B.C. Society of Fine Arts, is holding
its 34th annual exhibition at the Art Gallery.
The society has steadily grown in influence and interest until
now its exhibits constitute the major art event of the
spring season. It has a membership of about fifty, and
usually shows a proportion of work of non-members by invitation.
The exhibit this year is lively and aggressive in spririt
though not so daring as some we have seen, being on the whole
rather conservative in character.
OLD GUARD REPRESENTED
Most of the "old guard" are represented adequately in their
latest work. W.P. Weston has a
fine study of the outdoors called "Foxglove." It is masterly
in design and reminds one of J.E.H. MacDonald's famous
Outstanding in color and character is Paul
Rand's large canvas "Zucca Harvest." This is perhaps the
artist's best effort and is dazzling in its brilliancy.
J.W.G. Macdonald's impressive
mountain canvas "Mount Lefroy" is very strong and convincing.
It is a compact and truthful composition and has unusual power.
Lawren Harris and
S. Brunst are in the vanguard of
the abstractionists. The work of Brunst is pure design in raw,
primary colours. Lawren Harris is
invading another sphere which has to do with planes, emotions,
and aesthetic experience.
Following his trend in legendary subjects
J. Delisle Parker is showing a large
vertical panel called "Drake sees the Olympics," painted in
the character, color and feeling which he has made his own.
Sybil Cianci exhibits three mysterious

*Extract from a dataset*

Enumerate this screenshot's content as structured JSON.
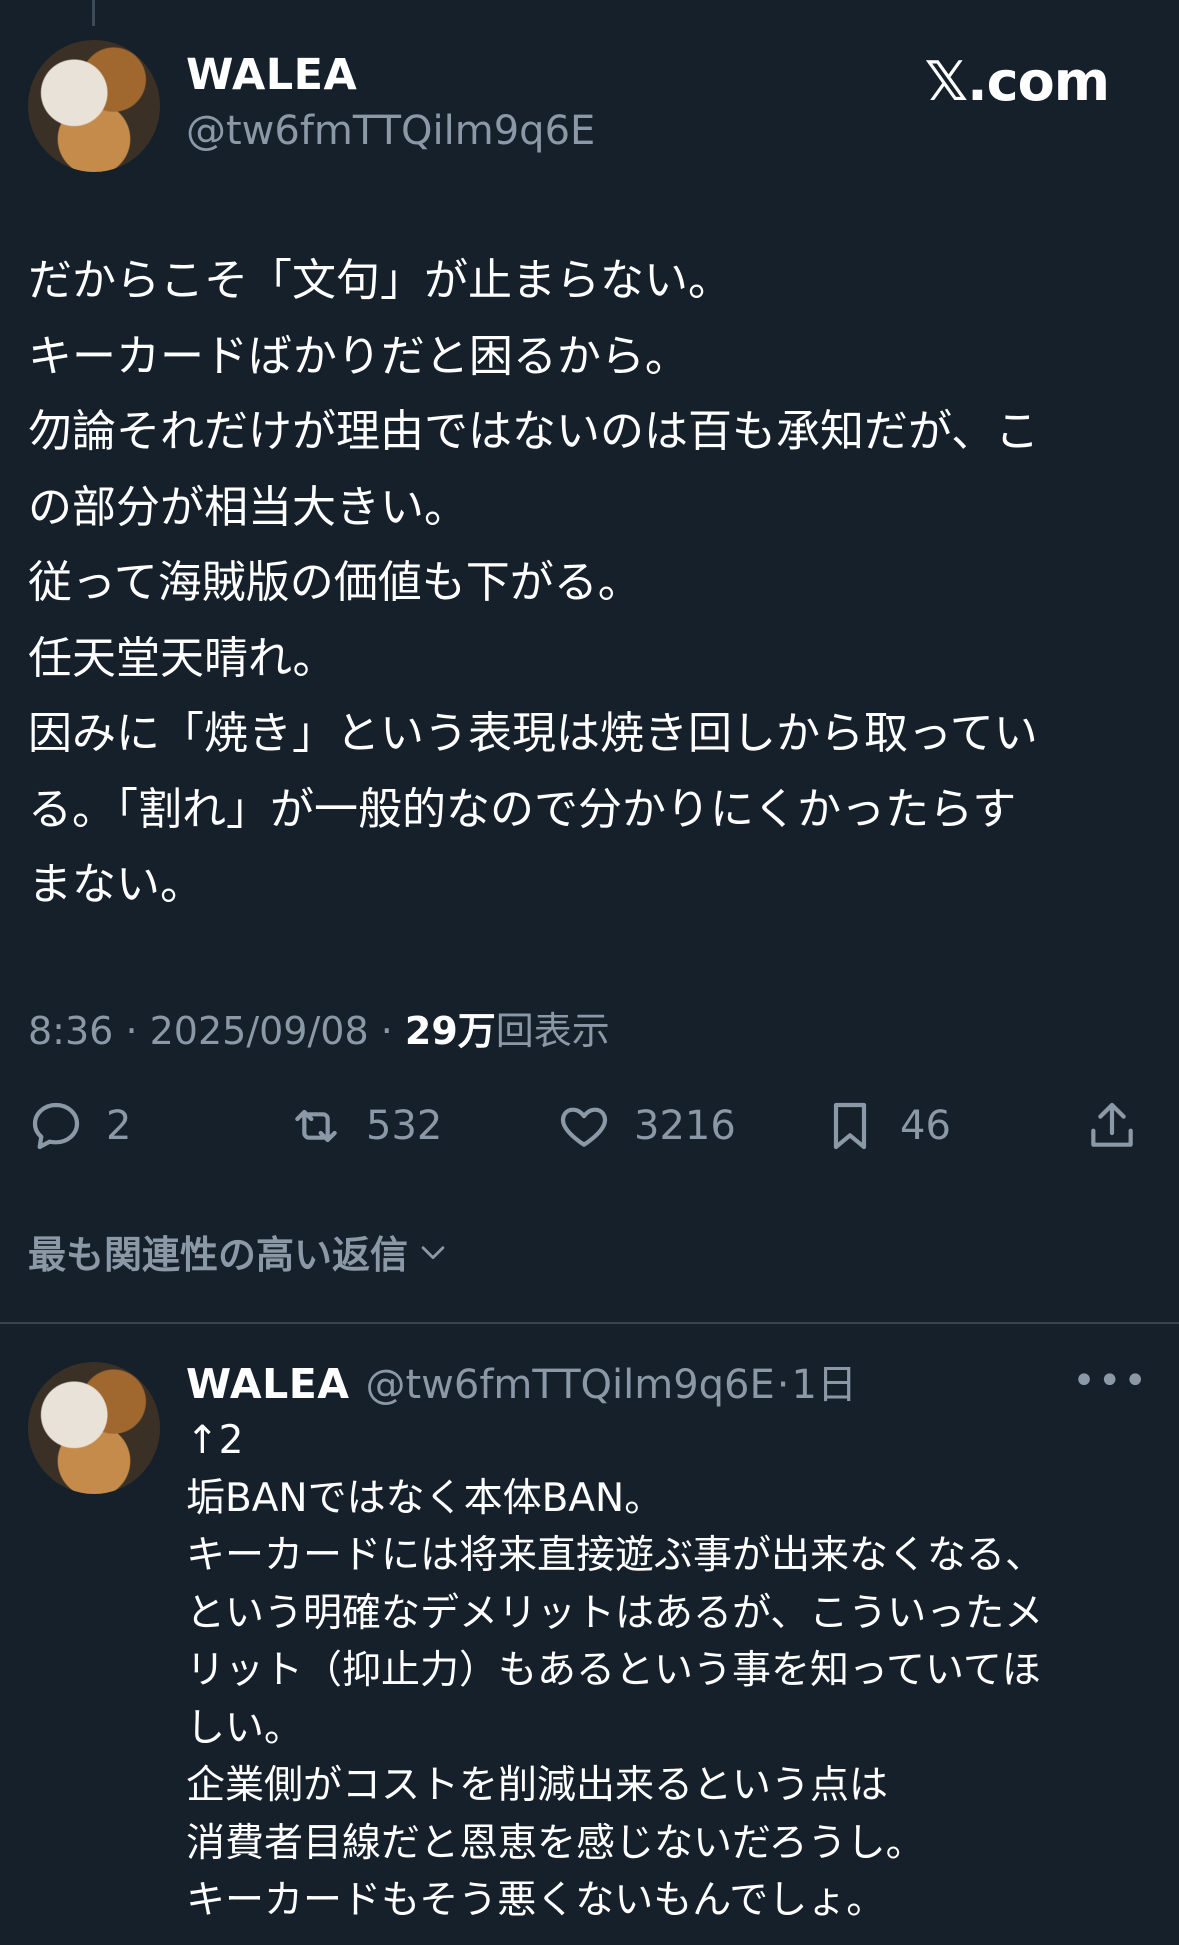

paintings with innocuous titles, but there seems little
justification for promulgating the cult of ugliness in a
world which is already grievously oppressed with that afflication.
(sic) Harry Hood displays more and
more authority in his sensitive landscapes, and
G.H. Tyler has several small
landscapes to his credit.
Ronald Jackson has taken to
painting wild life, and his studies of birds on the wing
are very satisfying in an academic sort of way.
"Across the Ottertail Valley" by Bess
Harris is one of the best efforts we have seen by this
artist. James Amess has made
remarkable strides and is showing a deft drawing and a
Beulah Jaenicke's "Night Alarm" is
extremely clever and humorous, while "Poles and Potlatch,"
by Gordon A. Smith, is a watercolour
Doris LeCocq has two fine pieces in
the sculpture section, and David
Purrott is showing a direct carving from plastic which
is very lovely.
Other artists showing creditable work are
G. Thornton Sharp,
Marion Morham, and
Mable (sic) Bain.